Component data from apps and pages
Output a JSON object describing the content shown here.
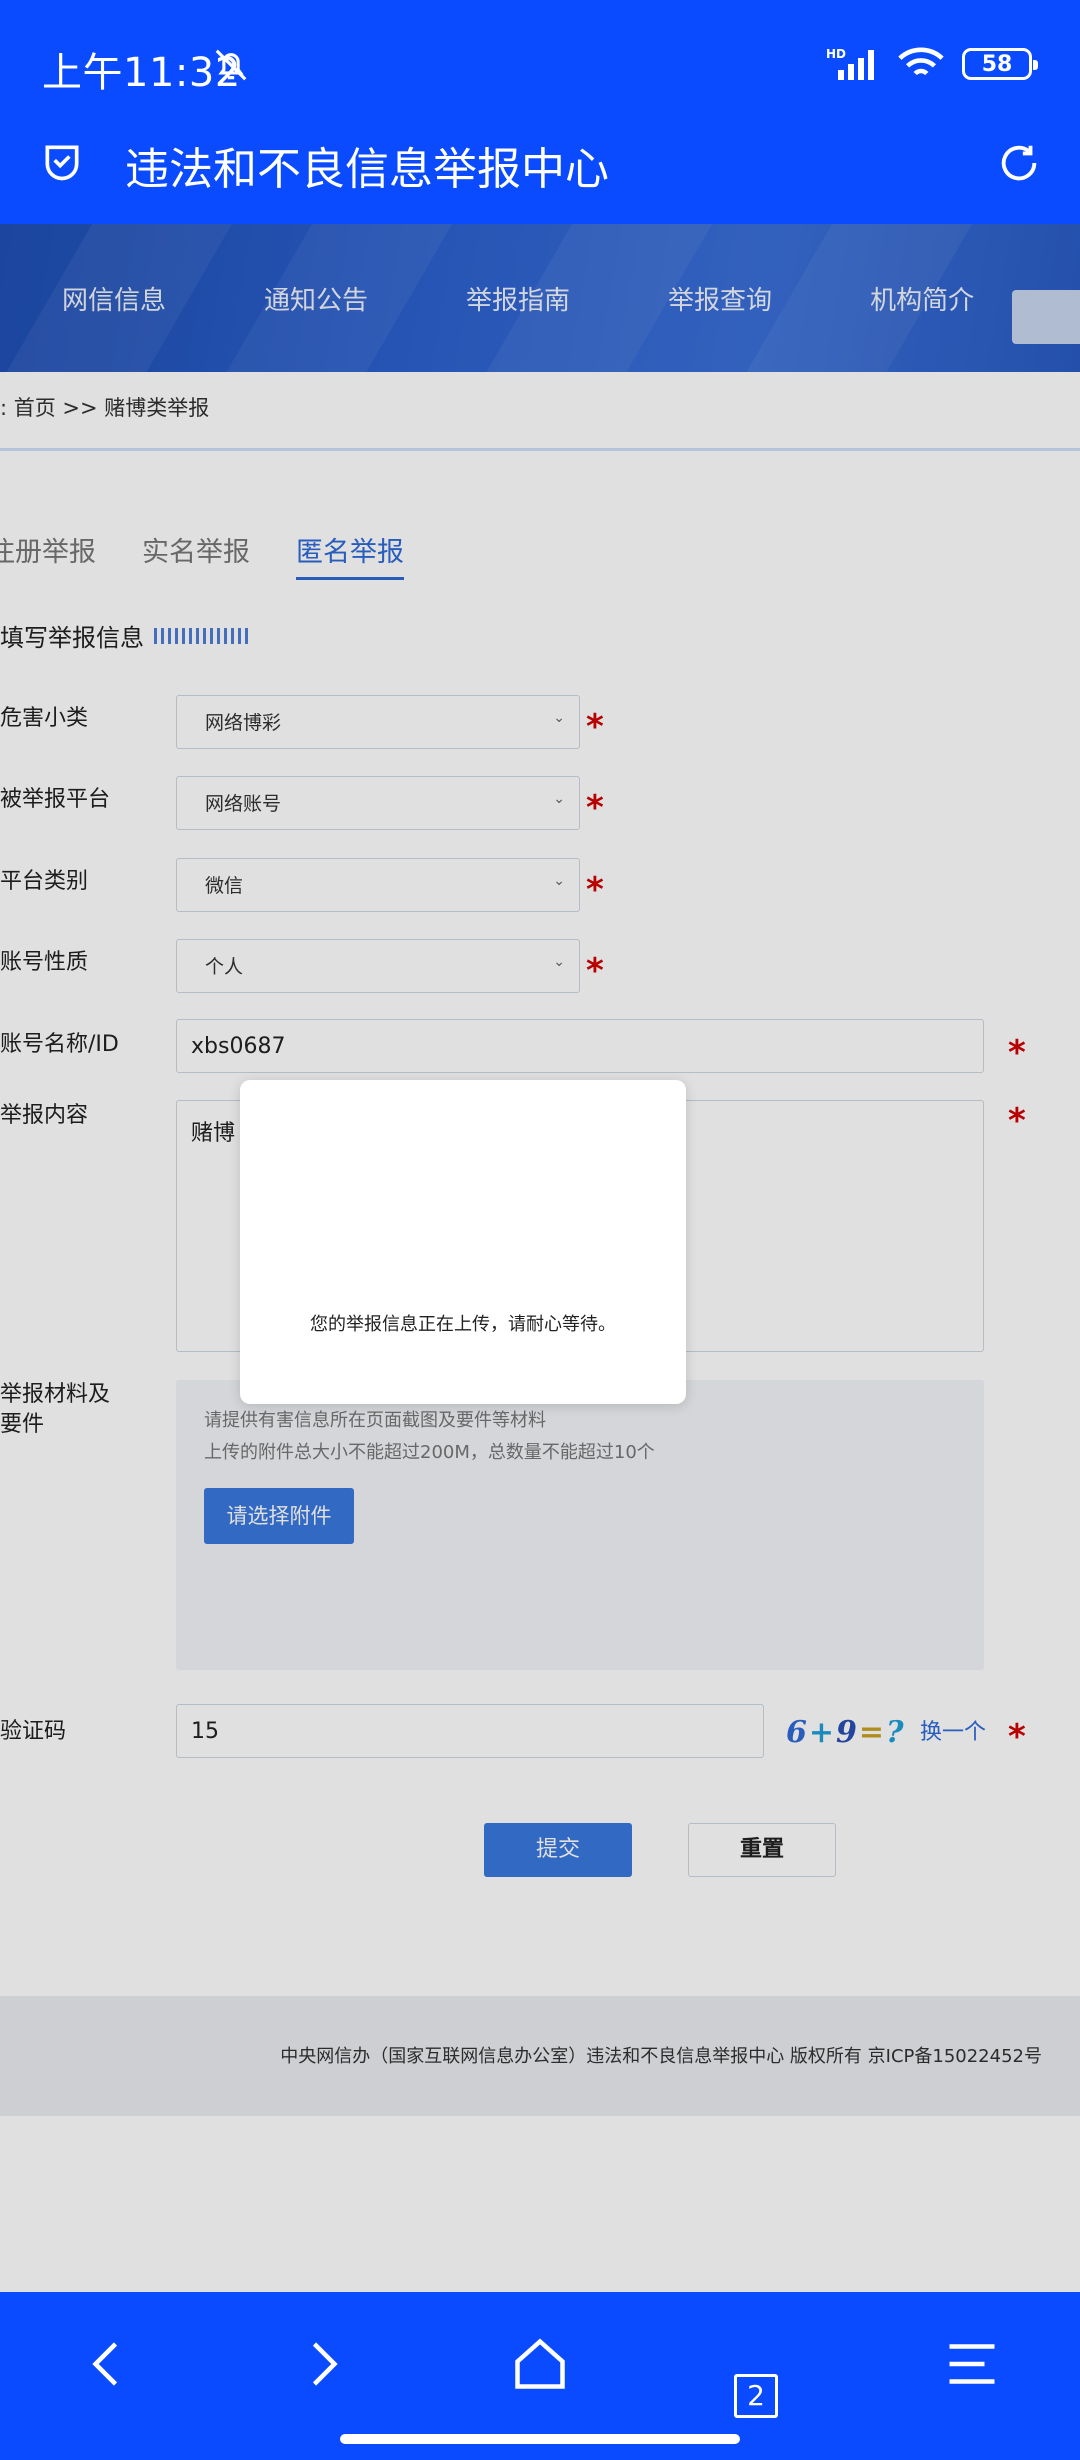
{
  "status_bar": {
    "time": "上午11:32",
    "network": "HD",
    "battery": "58"
  },
  "app": {
    "title": "违法和不良信息举报中心"
  },
  "nav": {
    "items": [
      "网信信息",
      "通知公告",
      "举报指南",
      "举报查询",
      "机构简介"
    ]
  },
  "breadcrumb": ": 首页 >> 赌博类举报",
  "tabs": [
    {
      "label": "注册举报",
      "active": false
    },
    {
      "label": "实名举报",
      "active": false
    },
    {
      "label": "匿名举报",
      "active": true
    }
  ],
  "section_title": "填写举报信息",
  "form": {
    "category": {
      "label": "危害小类",
      "value": "网络博彩"
    },
    "platform": {
      "label": "被举报平台",
      "value": "网络账号"
    },
    "platform_type": {
      "label": "平台类别",
      "value": "微信"
    },
    "account_nature": {
      "label": "账号性质",
      "value": "个人"
    },
    "account_id": {
      "label": "账号名称/ID",
      "value": "xbs0687"
    },
    "content": {
      "label": "举报内容",
      "value": "赌博"
    },
    "materials": {
      "label": "举报材料及要件",
      "hint1": "请提供有害信息所在页面截图及要件等材料",
      "hint2": "上传的附件总大小不能超过200M，总数量不能超过10个",
      "button": "请选择附件"
    },
    "captcha": {
      "label": "验证码",
      "value": "15",
      "image_text": "6+9=?",
      "change": "换一个"
    },
    "required_mark": "*"
  },
  "actions": {
    "submit": "提交",
    "reset": "重置"
  },
  "footer": "中央网信办（国家互联网信息办公室）违法和不良信息举报中心 版权所有 京ICP备15022452号",
  "modal": {
    "message": "您的举报信息正在上传，请耐心等待。"
  },
  "browser": {
    "tab_count": "2"
  },
  "colors": {
    "app_bar": "#0a4bff",
    "accent": "#2f6ad8",
    "required": "#d10000"
  }
}
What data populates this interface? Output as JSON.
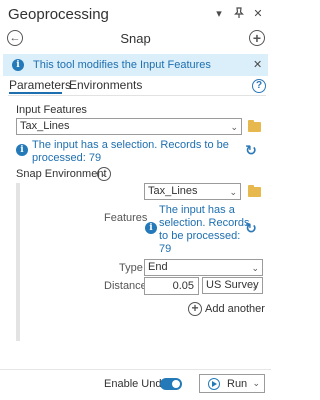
{
  "pane": {
    "title": "Geoprocessing",
    "controls": {
      "menu": "▾",
      "pin": "📌",
      "close": "✕"
    }
  },
  "tool": {
    "back_glyph": "←",
    "name": "Snap",
    "add_glyph": "+"
  },
  "banner": {
    "text": "This tool modifies the Input Features",
    "close": "✕"
  },
  "tabs": [
    {
      "label": "Parameters",
      "active": true
    },
    {
      "label": "Environments",
      "active": false
    }
  ],
  "help_glyph": "?",
  "input_features": {
    "label": "Input Features",
    "value": "Tax_Lines",
    "message": "The input has a selection. Records to be processed: 79",
    "message_lines": [
      "The input has a selection. Records to be",
      "processed: 79"
    ]
  },
  "snap_environment": {
    "label": "Snap Environment",
    "features_label": "Features",
    "features_value": "Tax_Lines",
    "message_lines": [
      "The input has a",
      "selection. Records",
      "to be processed:",
      "79"
    ],
    "type_label": "Type",
    "type_value": "End",
    "distance_label": "Distance",
    "distance_value": "0.05",
    "distance_unit": "US Survey",
    "add_another": "Add another"
  },
  "footer": {
    "enable_undo_label": "Enable Undo",
    "enable_undo_on": true,
    "run_label": "Run"
  },
  "colors": {
    "accent": "#2479b8",
    "banner_bg": "#dbeffa",
    "folder": "#e7b84e"
  }
}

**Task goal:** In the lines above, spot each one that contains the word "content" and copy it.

**Response below:**
Output a JSON object describing the content shown here.
    "content": {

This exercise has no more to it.